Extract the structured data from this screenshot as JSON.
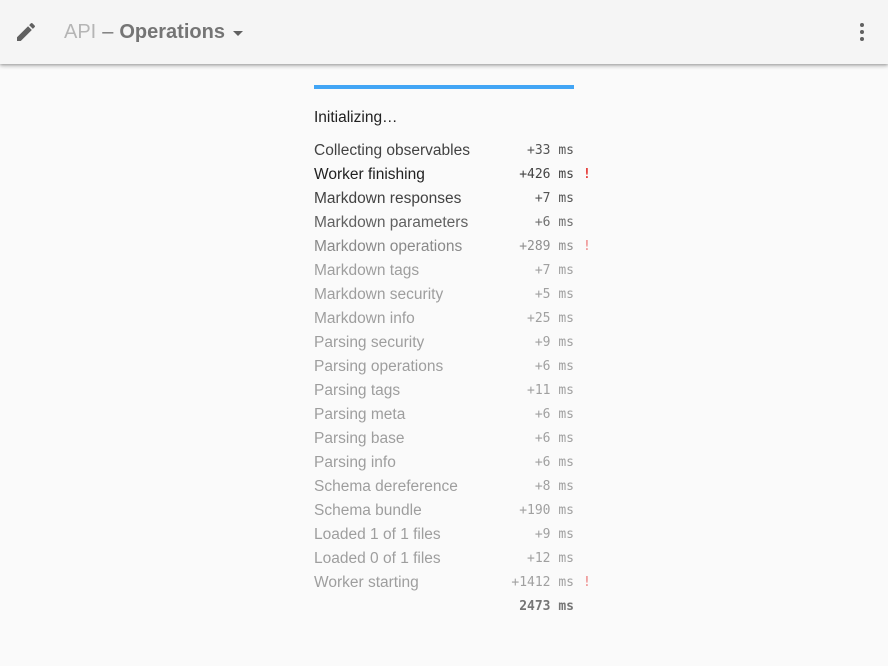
{
  "colors": {
    "toolbar_bg": "#f5f5f5",
    "page_bg": "#fafafa",
    "accent": "#42a5f5",
    "warning": "#e53935"
  },
  "toolbar": {
    "edit_icon": "pencil-icon",
    "title_api": "API",
    "title_separator": "–",
    "title_section": "Operations",
    "dropdown_icon": "caret-down-icon",
    "menu_icon": "more-vertical-icon"
  },
  "loader": {
    "progress_fraction": 1.0,
    "status": "Initializing…",
    "steps": [
      {
        "label": "Collecting observables",
        "duration": "+33 ms",
        "warning": "",
        "level": "dark"
      },
      {
        "label": "Worker finishing",
        "duration": "+426 ms",
        "warning": "!",
        "level": "darkest"
      },
      {
        "label": "Markdown responses",
        "duration": "+7 ms",
        "warning": "",
        "level": "dark"
      },
      {
        "label": "Markdown parameters",
        "duration": "+6 ms",
        "warning": "",
        "level": "mid"
      },
      {
        "label": "Markdown operations",
        "duration": "+289 ms",
        "warning": "!",
        "level": "light"
      },
      {
        "label": "Markdown tags",
        "duration": "+7 ms",
        "warning": "",
        "level": "lighter"
      },
      {
        "label": "Markdown security",
        "duration": "+5 ms",
        "warning": "",
        "level": "lighter"
      },
      {
        "label": "Markdown info",
        "duration": "+25 ms",
        "warning": "",
        "level": "lighter"
      },
      {
        "label": "Parsing security",
        "duration": "+9 ms",
        "warning": "",
        "level": "lighter"
      },
      {
        "label": "Parsing operations",
        "duration": "+6 ms",
        "warning": "",
        "level": "lighter"
      },
      {
        "label": "Parsing tags",
        "duration": "+11 ms",
        "warning": "",
        "level": "lighter"
      },
      {
        "label": "Parsing meta",
        "duration": "+6 ms",
        "warning": "",
        "level": "lighter"
      },
      {
        "label": "Parsing base",
        "duration": "+6 ms",
        "warning": "",
        "level": "lighter"
      },
      {
        "label": "Parsing info",
        "duration": "+6 ms",
        "warning": "",
        "level": "lighter"
      },
      {
        "label": "Schema dereference",
        "duration": "+8 ms",
        "warning": "",
        "level": "lighter"
      },
      {
        "label": "Schema bundle",
        "duration": "+190 ms",
        "warning": "",
        "level": "lighter"
      },
      {
        "label": "Loaded 1 of 1 files",
        "duration": "+9 ms",
        "warning": "",
        "level": "lighter"
      },
      {
        "label": "Loaded 0 of 1 files",
        "duration": "+12 ms",
        "warning": "",
        "level": "lighter"
      },
      {
        "label": "Worker starting",
        "duration": "+1412 ms",
        "warning": "!",
        "level": "lighter"
      }
    ],
    "total": "2473 ms"
  }
}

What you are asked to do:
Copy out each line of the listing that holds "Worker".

Answer for this exercise:
        "label": "Worker finishing",
        "label": "Worker starting",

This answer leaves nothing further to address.